### Material to process
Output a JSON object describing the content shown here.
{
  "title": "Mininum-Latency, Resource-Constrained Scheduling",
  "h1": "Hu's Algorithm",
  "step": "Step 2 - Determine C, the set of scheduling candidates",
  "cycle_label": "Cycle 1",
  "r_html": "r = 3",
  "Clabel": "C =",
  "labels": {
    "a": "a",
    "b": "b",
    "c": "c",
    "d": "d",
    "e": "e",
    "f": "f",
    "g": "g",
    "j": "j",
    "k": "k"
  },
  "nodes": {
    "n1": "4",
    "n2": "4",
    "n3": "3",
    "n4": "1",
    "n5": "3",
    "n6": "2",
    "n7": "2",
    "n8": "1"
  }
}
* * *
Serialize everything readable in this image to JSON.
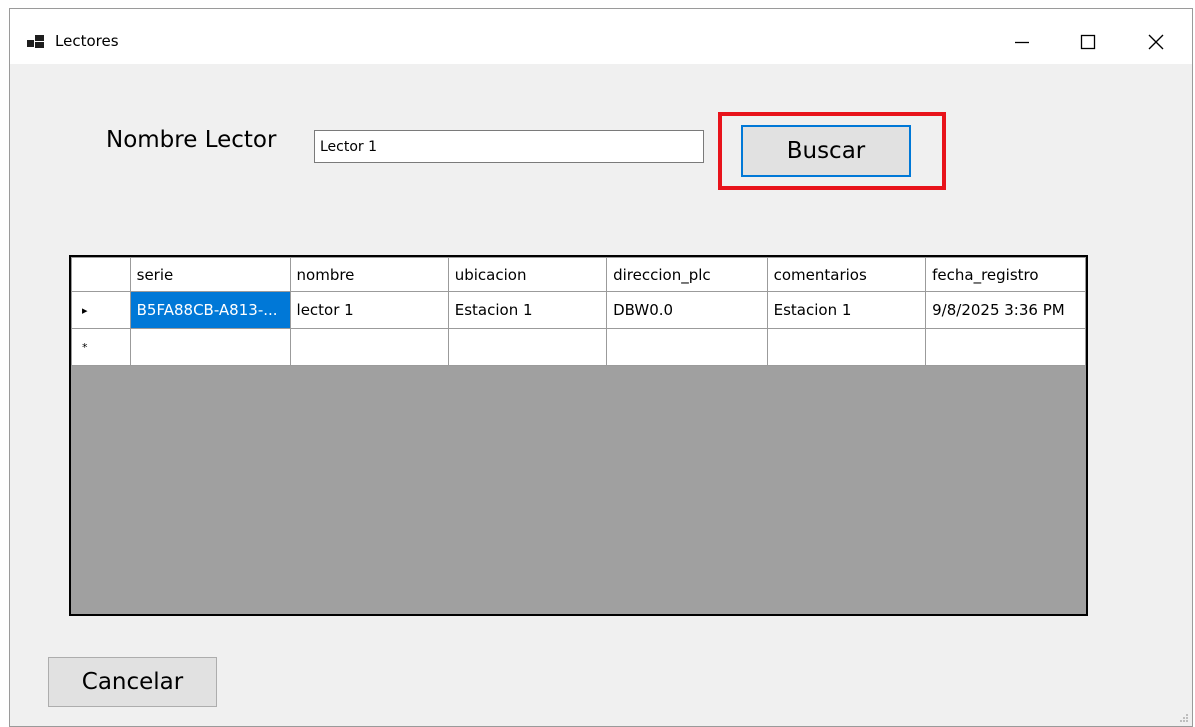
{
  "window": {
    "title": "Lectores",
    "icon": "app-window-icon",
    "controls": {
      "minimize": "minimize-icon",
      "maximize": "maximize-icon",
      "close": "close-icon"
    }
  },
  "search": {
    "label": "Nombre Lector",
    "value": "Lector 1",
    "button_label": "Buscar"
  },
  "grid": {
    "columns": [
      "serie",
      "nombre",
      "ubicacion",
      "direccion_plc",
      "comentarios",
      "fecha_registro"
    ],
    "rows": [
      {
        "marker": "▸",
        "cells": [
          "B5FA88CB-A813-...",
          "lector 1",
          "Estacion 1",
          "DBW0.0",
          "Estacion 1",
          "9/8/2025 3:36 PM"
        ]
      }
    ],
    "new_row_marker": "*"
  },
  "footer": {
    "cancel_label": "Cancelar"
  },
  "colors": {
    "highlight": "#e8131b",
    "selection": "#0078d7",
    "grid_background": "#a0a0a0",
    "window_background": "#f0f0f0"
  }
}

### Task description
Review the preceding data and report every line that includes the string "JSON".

### Completed exercise
Output a JSON object describing the content shown here.
Serialize everything readable in this image to JSON.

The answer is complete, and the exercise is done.